Regional Partnership Panacea To African Challenges, Says Saraki
Saraki, in a statement by his Special Assistant on Public Affairs, Mohammed Isa, made this known in a keynote address at the opening session of the on going Crans Montana Forum of Africa and South South Cooperation For Africa’s Development holding at Dakhla, Morocco.
He noted that, “the contagious nature of poverty-driven social unrest would in effect suggest that the challenges that we face must be viewed from a regional perspective and the solutions located in greater regional cooperation and partnership.
“The challenge of cross-border crimes, the smuggling of small arms and light weapons across our borders; or even the wave of terrorist activities provide another compelling reason why effective cooperation and partnership is almost a matter of life and death.

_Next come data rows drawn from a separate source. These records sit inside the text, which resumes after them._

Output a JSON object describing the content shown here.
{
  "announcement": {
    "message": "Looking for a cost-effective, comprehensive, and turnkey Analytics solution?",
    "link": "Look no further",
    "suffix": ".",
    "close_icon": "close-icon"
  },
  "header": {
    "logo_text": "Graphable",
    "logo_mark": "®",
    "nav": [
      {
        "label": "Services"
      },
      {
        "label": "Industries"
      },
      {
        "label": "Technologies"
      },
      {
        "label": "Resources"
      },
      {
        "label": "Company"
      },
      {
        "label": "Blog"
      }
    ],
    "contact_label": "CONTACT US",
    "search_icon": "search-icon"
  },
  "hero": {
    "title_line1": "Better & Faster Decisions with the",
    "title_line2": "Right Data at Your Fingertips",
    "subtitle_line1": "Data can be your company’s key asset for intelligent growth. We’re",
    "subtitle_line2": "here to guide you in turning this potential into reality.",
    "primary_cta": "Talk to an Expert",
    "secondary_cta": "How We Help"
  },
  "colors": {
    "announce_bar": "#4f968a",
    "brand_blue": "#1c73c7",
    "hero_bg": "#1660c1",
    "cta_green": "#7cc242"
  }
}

“The experience we have had with Al-Qaida in the Maghreb (AQIM) in Mali and the Boko Haram in Nigeria shows that security and stability of our countries can only be guaranteed through a regional governance system which would make it impossible for terrorists and criminals to find a safe haven within any of our borders.”
Many countries in Africa, Saraki noted, have witnessed remarkable economic development in recent years, adding that, “however, in the context of overall global economy, this progress amounts to very little or nothing.”

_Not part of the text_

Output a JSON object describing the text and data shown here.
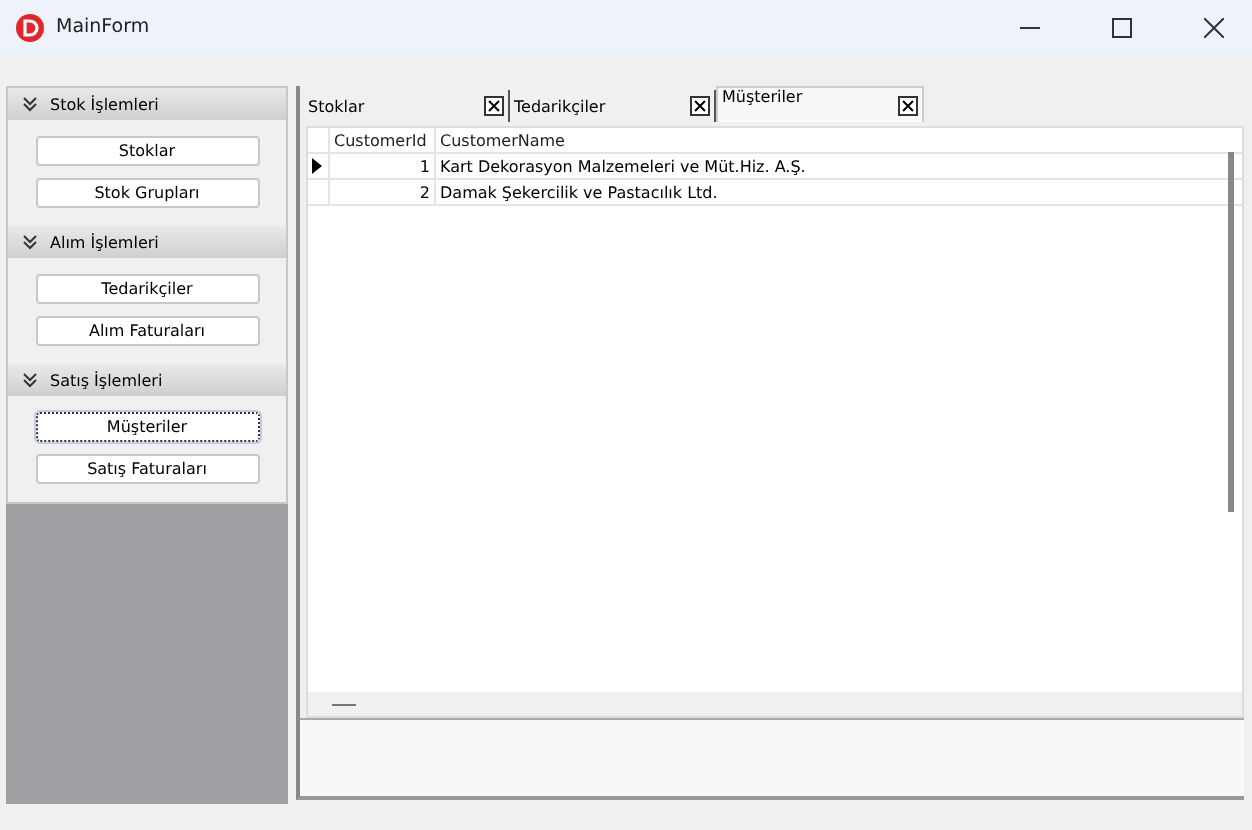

“Africa’s share of the global trade is only 2% and of this, only 11% is Africans trading with themselves. We have to reverse this trend. Unless we do, African success stories would continue to be undermined by other serious challenges like poverty, youth unemployment, high infrastructure deficit, and conflicts”, he stated.
He identified trust and genuine partnership as key factors in opening up the African continent to African businesses and people, adding that “this is why I must commend the King of Morocco for the recent bilateral agreements with Nigeria in different areas, including the Bilateral Air Services Agreement; Marine Fisheries Cooperation; Diplomatic and Official Services Visa Exemption and many more.
“We need to build on this and hold it make it easier for people and goods to move across our continent. We must strengthen relationships among our parliamentarians, among our governments and among our businessmen to share experiences and build mutually beneficial partnerships. There are very exciting models to build on. The Lagos to Tangiers highway project; the Trans Sahara gas pipeline project, as well as the Chinese-backed railway projects that would connect East African countries are only a few of these”, the Senate President stated.
He challenged African leaders to put the need for regional socio-economic co-operation as a key component of their development agenda because “without the demonstrable commitment by African countries to think beyond their immediate borders, Africa will continue to remain junior partners, even in its relationship with other parts of the developing world. The exploitation of our continent does not become more acceptable simply because it is done by another developing region rather than Europe or America. The strength of Africa’s cooperation with the rest of the world, lies in the ability of Africa to cooperate with itself”, he stated.
While commenting on the recent Xenophobic attacks in South Africa which he believe demonstrated the lack of co-operation and understanding among Africans, Saraki stated that “this alone must force us to think again about what African integration and cooperation mean to us”.
“Do we want an Africa where law abiding citizens of all our countries should be able to move freely and partake in social and economic opportunities in any part of the continent, from Cape Coast to Cairo or Casablanca to Kinshasa? Or, do we want an Africa that is still largely insulated against itself, an Africa where Europeans and Americans will feel even more welcomed in our countries than fellow Africans?, he queried.
He noted, however that for Africa to benefit from the demographic dividends that a massive youth population offers, the leadership must make the right investments in quality higher education and create the right conditions and opportunities for entrepreneurship and employment as no single country on the continent could do this alone. He added that a large market was only useful when the people have the necessary purchasing power; and that a huge population could only be an asset when it is productive.
Speaking on his goal as President of the Nigerian Senate, Saraki said it was to improve parliamentary collaboration across Africa and to improve economic partnerships on the continent by enacting laws that would promote trade in Africa and make doing business in Nigeria safer and easier.
“I believe that the kind of political leaders that can help our continent in the 21st century are those who are able to think in regional terms and operate in a global context, those who have the self-confidence to play in a team of leaders to find a common solution to the common problems that confront our countries, our continent and all of humanity”, he said.
The Crans Montana Forum which was well attended by top individuals from the political, business and civil society leadership across Europe, Africa, Middle East and North America addressed issues bordering economy, agriculture, the environment, social and political developments.
Other speakers at the opening session are Reverend Jess Jackson, Founder and President of Rainbow Push Coalition in the United States and Mr. Phillips Douste Blazy, an Assistant Secretary General at the United Nations, both of whom are Special Guests.
The guest speakers include Mr. Baldwin Lonsdale, President of Republic of Vanuatu, Mr. Rupiah Banda, former president of Zambia, Mr. Dioncounda Traore, former President of Mali, Mrs Freda Tuki Soriacomua, Minister for Women, Children and Family Affairs, Island of Solomon, Sheikha Hissah Al-Sabah, Chairman, Council of Arab Business Women, Kuwait and Mr. Mustapha Visse Lo, President of ECoWAS Parliament.